Phytophthora root rot, caused by Phytophthora nicotianae Breda de Haan, is one of the destructive diseases of boxwood (Buxus sempervirens L.) and can affect all growth stages of field- and container-grown boxwood plants. Management is a problem and is only possible through an integrated approach. In this study, the efficacy of fungicides, biofungicides, host-plant defense inducers, and fertilizer were evaluated to manage Phytophthora root rot of boxwood. The objective of this experiment was to develop fungicide and biofungicide recommendations for Phytophthora root rot management in boxwood production. Field and greenhouse experiments were conducted in 2019 (Trial 1) and 2020 (Trial 2). The field experiment was arranged in a completely randomized design with four plots per treatment with five single ‘Green Velvet’ boxwood plants per plot. The greenhouse experiment was arranged in a completely randomized design with five single ‘Green Velvet’ container-grown boxwood plants per treatment. Plots/containers were inoculated with P. nicotianae grown on rice grains. Plant growth data such as height and average width were recorded at the beginning and end of the experiments. Total plant fresh weight and root fresh weight were recorded at the end of the experiments. Roots were assessed for root rot disease severity using a scale of 0% to 100% roots affected. Treatments used in both experiments were fungicides—ametoctradin + dimethomorph, fluzapyroxad, mefenoxam, oxathiapiprolin, pyraclostrobin, pyraclostrobin + boscalid; host-plant defense inducers—aluminum tris-drench, aluminum tris-foliar, potassium salts of phosphoric acid; biofungicides—Trichoderma harzianum Rifai strain T-22 + Trichoderma virens strain G-41, Bacillus amyloliquefaciens Priest; fertilizer—water-soluble nitrogen (nitrogen 5%) and soluble potash; and combination of water-soluble nitrogen, soluble potash, and T. harzianum Rifai strain T-22 + T. virens strain G-41. All treatments were drench applied except one of the aluminum tris, which was applied as foliar. The controls were nontreated, inoculated and nontreated, and noninoculated boxwood plants. In the greenhouse experiments, treatments that effectively reduced disease severity were pyraclostrobin, ametoctradin + dimethomorph, and oxathiapiprolin. In the field experiments, treatments such as pyraclostrobin, oxathiapiprolin, mefenoxam, fluzapyroxad, and combination of water-soluble nitrogen (nitrogen 5%), soluble potash, and T. harzianum Rifai strain T-22 + T. virens strain G-41 effectively reduced Phytophthora root rot severity. Oxathiapiprolin and pyraclostrobin are the chemical fungicides that were effective in both field and greenhouse experiments.
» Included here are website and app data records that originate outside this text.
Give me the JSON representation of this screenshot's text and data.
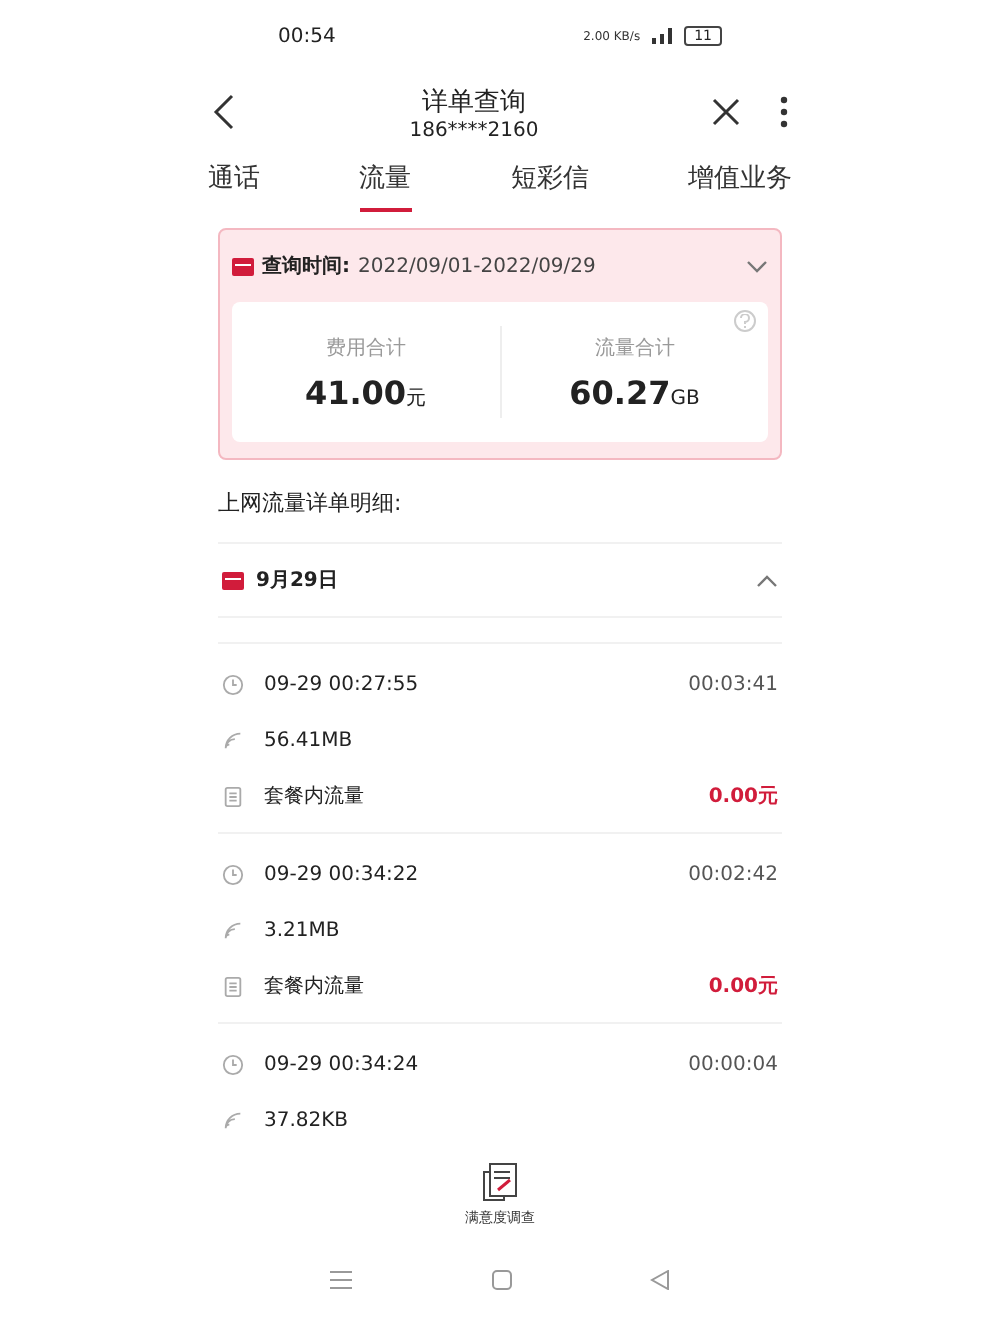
{
  "status_bar": {
    "time": "00:54",
    "speed": "2.00 KB/s",
    "battery": "11"
  },
  "header": {
    "title": "详单查询",
    "subtitle": "186****2160"
  },
  "tabs": [
    {
      "label": "通话",
      "selected": false
    },
    {
      "label": "流量",
      "selected": true
    },
    {
      "label": "短彩信",
      "selected": false
    },
    {
      "label": "增值业务",
      "selected": false
    }
  ],
  "summary": {
    "period_label": "查询时间:",
    "period": "2022/09/01-2022/09/29",
    "expanded": false,
    "stats": [
      {
        "label": "费用合计",
        "value": "41.00",
        "unit": "元"
      },
      {
        "label": "流量合计",
        "value": "60.27",
        "unit": "GB"
      }
    ]
  },
  "section_title": "上网流量详单明细:",
  "day": {
    "label": "9月29日",
    "expanded": true
  },
  "records": [
    {
      "time": "09-29 00:27:55",
      "duration": "00:03:41",
      "size": "56.41MB",
      "plan": "套餐内流量",
      "fee": "0.00元"
    },
    {
      "time": "09-29 00:34:22",
      "duration": "00:02:42",
      "size": "3.21MB",
      "plan": "套餐内流量",
      "fee": "0.00元"
    },
    {
      "time": "09-29 00:34:24",
      "duration": "00:00:04",
      "size": "37.82KB"
    }
  ],
  "survey": {
    "label": "满意度调查"
  }
}
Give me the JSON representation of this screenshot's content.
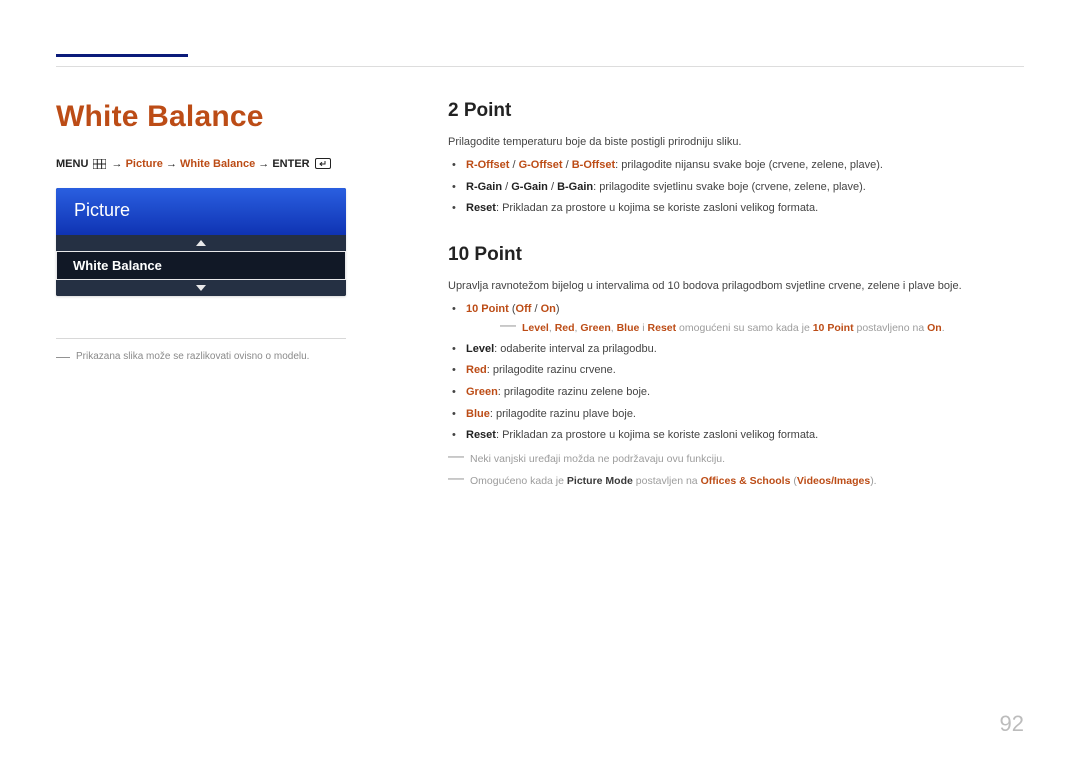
{
  "left": {
    "title": "White Balance",
    "breadcrumb": {
      "menu": "MENU",
      "arrow": "→",
      "picture": "Picture",
      "whiteBalance": "White Balance",
      "enter": "ENTER"
    },
    "osd": {
      "header": "Picture",
      "item": "White Balance"
    },
    "captionDash": "―",
    "caption": "Prikazana slika može se razlikovati ovisno o modelu."
  },
  "right": {
    "h2a": "2 Point",
    "intro2": "Prilagodite temperaturu boje da biste postigli prirodniju sliku.",
    "b2": {
      "offsetLabel": "R-Offset",
      "offsetLabel2": "G-Offset",
      "offsetLabel3": "B-Offset",
      "offsetRest": ": prilagodite nijansu svake boje (crvene, zelene, plave).",
      "gainLabel": "R-Gain",
      "gainLabel2": "G-Gain",
      "gainLabel3": "B-Gain",
      "gainRest": ": prilagodite svjetlinu svake boje (crvene, zelene, plave).",
      "resetLabel": "Reset",
      "resetRest": ": Prikladan za prostore u kojima se koriste zasloni velikog formata."
    },
    "h2b": "10 Point",
    "intro10": "Upravlja ravnotežom bijelog u intervalima od 10 bodova prilagodbom svjetline crvene, zelene i plave boje.",
    "b10": {
      "tenPoint": "10 Point",
      "tenPointOff": "Off",
      "tenPointOn": "On",
      "slash": " / ",
      "paren_open": " (",
      "paren_close": ")",
      "noteLevel": "Level",
      "noteRed": "Red",
      "noteGreen": "Green",
      "noteBlue": "Blue",
      "noteAnd": " i ",
      "noteReset": "Reset",
      "noteMid": " omogućeni su samo kada je ",
      "note10p": "10 Point",
      "noteSet": " postavljeno na ",
      "noteOn": "On",
      "noteEnd": ".",
      "levelLabel": "Level",
      "levelRest": ": odaberite interval za prilagodbu.",
      "redLabel": "Red",
      "redRest": ": prilagodite razinu crvene.",
      "greenLabel": "Green",
      "greenRest": ": prilagodite razinu zelene boje.",
      "blueLabel": "Blue",
      "blueRest": ": prilagodite razinu plave boje.",
      "resetLabel": "Reset",
      "resetRest": ": Prikladan za prostore u kojima se koriste zasloni velikog formata."
    },
    "footnote1": "Neki vanjski uređaji možda ne podržavaju ovu funkciju.",
    "footnote2a": "Omogućeno kada je ",
    "footnote2b": "Picture Mode",
    "footnote2c": " postavljen na ",
    "footnote2d": "Offices & Schools",
    "footnote2e": " (",
    "footnote2f": "Videos/Images",
    "footnote2g": ")."
  },
  "pageNumber": "92"
}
Nursery growers rely on fungicides to manage root rot disease of boxwood caused by Phytophthora nicotianae and P. cinnamomi. Repeated use of the same fungicide may lead to the fungicide resistance. In this study, fungicides pyraclostrobin + cyazofamid (Empress + Segway), ametoctradin + dimethomorph (Orvego), ametoctradin + dimethomorph alternated with pyraclostrobin (Orvego alt Empress), ametoctradin + dimethomorph alternated with fluxapyroxad + pyraclostrobin (Orvego alt Orkestra), and oxathiapiprolin (Segovis) were evaluated for their efficacy in managing Phytophthora root rot under greenhouse conditions in Tennessee. One-year-old container-grown boxwood ‘Green Velvet’ plants were inoculated with P. nicotianae or P. cinnamomi. The first applications of fungicide treatments were made preventatively as a drench 48 h before pathogen inoculation. Following inoculation, four applications of fungicide treatments were performed on a 14-day intervals. Initial and final plant height and width were measured. Total plant fresh weight and root fresh weight were measured at the end of the trials, and plants were evaluated for root rot severity (0% to 100% roots affected) and pathogen recovery. All fungicides significantly reduced root rot severity and pathogen recovery of P. nicotianae and P. cinnamomi. Ametoctradin + dimethomorph alternated with pyraclostrobin (Orvego alt Empress) provided similar protection against P. cinnamomi to that of a single application of ametoctradin + dimethomorph (Orvego) or oxathiapiprolin (Segovis). For P. nicotianae, ametoctradin + dimethomorph alternated with pyraclostrobin + fluzapyroxad (Orvego alt Orkestra) was found to be as effective as a single application of either ametoctradin + dimethomorph (Orvego) or oxathiapiprolin (Segovis) in one of the two trials. Effects of fungicides on plant growth such as height, width, total, and root fresh weight were not significant. These findings will be useful to nursery growers in selecting the right fungicide program for the management of root rot disease of boxwood caused by P. nicotianae and P. cinnamomi.